::: Material for this task :::
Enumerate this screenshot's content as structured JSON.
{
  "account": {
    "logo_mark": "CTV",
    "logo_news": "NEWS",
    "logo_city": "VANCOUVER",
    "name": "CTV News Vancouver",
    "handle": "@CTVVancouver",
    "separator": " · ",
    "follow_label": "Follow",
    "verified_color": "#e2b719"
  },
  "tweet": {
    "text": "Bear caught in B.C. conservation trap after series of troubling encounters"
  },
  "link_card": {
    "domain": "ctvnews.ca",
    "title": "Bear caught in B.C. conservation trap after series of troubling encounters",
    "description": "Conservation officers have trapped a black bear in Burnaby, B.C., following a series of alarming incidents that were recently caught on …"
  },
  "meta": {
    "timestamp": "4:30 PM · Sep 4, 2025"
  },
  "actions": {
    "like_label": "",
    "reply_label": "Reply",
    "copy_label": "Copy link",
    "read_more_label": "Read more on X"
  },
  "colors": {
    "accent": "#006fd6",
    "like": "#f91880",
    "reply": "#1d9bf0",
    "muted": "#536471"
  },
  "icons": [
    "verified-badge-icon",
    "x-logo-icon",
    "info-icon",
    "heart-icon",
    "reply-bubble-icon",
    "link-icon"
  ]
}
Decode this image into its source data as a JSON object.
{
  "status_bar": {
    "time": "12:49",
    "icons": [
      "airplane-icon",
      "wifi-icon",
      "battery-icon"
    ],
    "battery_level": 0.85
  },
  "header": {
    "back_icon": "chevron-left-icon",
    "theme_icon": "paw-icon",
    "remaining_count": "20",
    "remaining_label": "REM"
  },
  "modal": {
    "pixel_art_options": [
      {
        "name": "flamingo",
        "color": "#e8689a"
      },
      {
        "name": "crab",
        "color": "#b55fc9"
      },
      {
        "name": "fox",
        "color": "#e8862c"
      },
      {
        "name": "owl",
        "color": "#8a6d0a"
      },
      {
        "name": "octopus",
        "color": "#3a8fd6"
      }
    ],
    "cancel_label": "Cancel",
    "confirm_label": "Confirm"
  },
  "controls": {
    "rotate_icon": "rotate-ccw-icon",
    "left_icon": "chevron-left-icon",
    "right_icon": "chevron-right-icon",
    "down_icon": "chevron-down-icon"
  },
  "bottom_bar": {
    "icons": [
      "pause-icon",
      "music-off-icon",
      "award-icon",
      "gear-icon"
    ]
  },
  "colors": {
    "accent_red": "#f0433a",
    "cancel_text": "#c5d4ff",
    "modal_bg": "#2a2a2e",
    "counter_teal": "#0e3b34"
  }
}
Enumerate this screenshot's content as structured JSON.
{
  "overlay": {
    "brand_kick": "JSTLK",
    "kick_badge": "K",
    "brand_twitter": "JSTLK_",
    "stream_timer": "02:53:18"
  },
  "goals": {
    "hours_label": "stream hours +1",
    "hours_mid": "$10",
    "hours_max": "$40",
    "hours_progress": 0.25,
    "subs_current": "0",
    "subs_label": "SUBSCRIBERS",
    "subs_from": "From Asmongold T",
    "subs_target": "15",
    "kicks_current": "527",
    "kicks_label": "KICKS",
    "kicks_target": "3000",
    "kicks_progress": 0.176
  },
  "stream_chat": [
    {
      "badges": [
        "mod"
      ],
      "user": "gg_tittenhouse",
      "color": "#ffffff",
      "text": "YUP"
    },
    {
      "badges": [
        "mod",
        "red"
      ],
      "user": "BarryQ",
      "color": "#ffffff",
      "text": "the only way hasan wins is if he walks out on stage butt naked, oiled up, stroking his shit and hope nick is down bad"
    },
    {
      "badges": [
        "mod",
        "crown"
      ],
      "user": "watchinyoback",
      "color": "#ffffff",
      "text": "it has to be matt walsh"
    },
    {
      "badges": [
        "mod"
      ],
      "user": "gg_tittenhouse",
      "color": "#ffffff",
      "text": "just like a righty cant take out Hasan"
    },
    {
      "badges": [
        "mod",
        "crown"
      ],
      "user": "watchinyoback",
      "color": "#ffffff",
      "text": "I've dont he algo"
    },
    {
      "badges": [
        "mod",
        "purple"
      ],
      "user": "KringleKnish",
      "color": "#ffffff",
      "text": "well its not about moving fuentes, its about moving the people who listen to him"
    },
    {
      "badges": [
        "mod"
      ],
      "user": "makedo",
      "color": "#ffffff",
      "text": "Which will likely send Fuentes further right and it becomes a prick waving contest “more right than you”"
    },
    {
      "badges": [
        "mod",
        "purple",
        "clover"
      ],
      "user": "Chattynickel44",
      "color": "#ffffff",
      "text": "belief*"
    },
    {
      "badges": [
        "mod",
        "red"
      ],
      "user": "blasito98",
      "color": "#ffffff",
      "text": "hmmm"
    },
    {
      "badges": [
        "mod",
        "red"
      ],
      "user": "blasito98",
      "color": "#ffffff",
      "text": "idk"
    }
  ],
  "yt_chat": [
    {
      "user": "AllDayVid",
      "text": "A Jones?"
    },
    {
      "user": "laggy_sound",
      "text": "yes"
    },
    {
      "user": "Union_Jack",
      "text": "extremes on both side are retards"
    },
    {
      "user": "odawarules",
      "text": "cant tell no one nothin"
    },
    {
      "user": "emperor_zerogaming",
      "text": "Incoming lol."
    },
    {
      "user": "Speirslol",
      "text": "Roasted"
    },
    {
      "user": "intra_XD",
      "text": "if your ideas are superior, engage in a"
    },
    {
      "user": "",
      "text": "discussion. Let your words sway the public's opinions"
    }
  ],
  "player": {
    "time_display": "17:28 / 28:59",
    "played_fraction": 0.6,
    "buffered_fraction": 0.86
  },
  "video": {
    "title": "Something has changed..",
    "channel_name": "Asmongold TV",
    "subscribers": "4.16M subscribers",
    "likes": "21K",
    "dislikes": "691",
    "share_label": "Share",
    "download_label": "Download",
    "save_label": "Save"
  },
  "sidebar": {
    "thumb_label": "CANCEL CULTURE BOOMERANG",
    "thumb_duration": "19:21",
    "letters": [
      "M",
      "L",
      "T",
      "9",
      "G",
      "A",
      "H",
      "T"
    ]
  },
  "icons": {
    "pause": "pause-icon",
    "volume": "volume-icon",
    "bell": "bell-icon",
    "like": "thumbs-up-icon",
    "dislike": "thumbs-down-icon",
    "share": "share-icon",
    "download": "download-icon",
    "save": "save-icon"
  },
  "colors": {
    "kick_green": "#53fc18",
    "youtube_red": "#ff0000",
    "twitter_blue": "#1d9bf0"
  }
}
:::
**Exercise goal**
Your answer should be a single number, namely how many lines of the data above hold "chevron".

**Written response**
4